"This project truly has the potential to set an example for Oklahoma, to set an example for the other tribes about what can be done when you take a focus on green initiatives and really put your mind to it. This is a technology that works," she told the AP.

The Delaware Nation is taking its clean energy initiative to the next level and hopes to play a role in solar development projects across North and South America, said Magyar.
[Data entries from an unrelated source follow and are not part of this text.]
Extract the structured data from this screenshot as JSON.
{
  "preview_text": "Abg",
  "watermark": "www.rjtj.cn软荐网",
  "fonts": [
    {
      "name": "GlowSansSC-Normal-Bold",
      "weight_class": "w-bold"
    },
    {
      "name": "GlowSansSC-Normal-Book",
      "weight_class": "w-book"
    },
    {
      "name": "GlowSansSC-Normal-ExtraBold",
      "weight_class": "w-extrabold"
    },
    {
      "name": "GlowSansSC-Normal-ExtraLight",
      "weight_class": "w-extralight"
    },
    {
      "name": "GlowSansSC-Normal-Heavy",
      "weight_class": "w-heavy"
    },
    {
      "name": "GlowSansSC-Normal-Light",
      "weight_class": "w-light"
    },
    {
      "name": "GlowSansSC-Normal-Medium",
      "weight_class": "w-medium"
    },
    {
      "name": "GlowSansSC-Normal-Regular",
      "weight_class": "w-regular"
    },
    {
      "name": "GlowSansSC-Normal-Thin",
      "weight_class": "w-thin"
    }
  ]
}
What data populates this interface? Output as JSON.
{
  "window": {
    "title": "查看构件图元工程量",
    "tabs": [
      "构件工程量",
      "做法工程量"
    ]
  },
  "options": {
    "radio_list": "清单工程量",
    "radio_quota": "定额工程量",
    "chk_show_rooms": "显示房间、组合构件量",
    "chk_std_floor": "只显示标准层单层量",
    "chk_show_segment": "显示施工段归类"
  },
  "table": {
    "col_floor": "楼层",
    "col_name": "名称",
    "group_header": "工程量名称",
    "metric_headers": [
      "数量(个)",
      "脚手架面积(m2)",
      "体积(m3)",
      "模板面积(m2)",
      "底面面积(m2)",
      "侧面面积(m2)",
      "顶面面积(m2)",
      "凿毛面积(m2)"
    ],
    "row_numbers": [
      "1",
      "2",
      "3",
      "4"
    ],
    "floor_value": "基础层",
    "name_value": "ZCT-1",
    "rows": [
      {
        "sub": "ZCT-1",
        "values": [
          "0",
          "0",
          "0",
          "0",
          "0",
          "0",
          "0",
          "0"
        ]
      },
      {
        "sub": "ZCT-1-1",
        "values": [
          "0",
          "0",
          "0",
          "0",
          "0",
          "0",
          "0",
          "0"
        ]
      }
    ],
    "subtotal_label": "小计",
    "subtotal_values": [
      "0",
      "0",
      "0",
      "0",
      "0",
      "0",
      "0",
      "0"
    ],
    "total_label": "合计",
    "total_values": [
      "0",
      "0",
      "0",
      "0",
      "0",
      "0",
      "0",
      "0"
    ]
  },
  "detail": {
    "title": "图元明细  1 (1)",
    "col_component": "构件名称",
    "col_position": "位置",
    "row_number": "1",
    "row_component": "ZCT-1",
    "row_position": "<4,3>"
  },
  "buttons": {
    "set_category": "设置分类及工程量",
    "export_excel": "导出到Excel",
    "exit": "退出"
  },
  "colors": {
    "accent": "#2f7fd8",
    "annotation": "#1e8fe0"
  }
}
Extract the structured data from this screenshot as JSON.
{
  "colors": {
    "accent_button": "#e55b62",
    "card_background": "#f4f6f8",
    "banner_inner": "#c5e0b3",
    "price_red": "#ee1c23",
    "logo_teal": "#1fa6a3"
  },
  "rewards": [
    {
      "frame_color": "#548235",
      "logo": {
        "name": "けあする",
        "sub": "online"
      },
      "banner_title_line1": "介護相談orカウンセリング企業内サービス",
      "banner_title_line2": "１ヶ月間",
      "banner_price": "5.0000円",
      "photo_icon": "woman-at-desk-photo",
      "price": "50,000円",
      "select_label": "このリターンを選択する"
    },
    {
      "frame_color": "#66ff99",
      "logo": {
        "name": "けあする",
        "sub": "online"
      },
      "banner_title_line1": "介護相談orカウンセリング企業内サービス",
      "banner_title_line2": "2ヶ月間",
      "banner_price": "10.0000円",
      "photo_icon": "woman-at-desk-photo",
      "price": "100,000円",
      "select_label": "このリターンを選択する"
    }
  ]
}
The tribe is currently training assembly line employees to manufacture LED lights and solar array parts at its Anadarko-based Lenape Lighting and Manufacturing plant. "Assembly of the LED lighting will begin in earnest probably in about 60 days," Magyar told ICTMN.

Owned by the Delaware Nation, Lenape Lighting and Manufacturing—with offices in Anadarko, Oklahoma; Salt Lake City, Utah; and Monument, Colorado—has applied for Super 8a status under the U.S. Small Business Administration and is targeting the federal government, military and government contractors as clients.

When Lenape Lighting adds solar manufacturing to its credentials, it will create even more jobs throughout southwestern Oklahoma and Anadarko, a city proud to bill itself as "Indian City USA." Currently about 12 people work at the Anadarko-based plant, and Holton projects those numbers will increase to 100 within a year, reported the AP.

When Lenape's business takes off, the Delaware Nation hopes to play a role in solar projects throughout Indian Country, the U.S. and potentially worldwide. "On a national scope, we hope to sell [solar] modules and LED lighting in other states and areas within a given market," Magyar told ICTMN, adding that solar modules are "universal." Lenape and Unami Solar will manufacture products that can be "shipped anywhere," Magyar explained.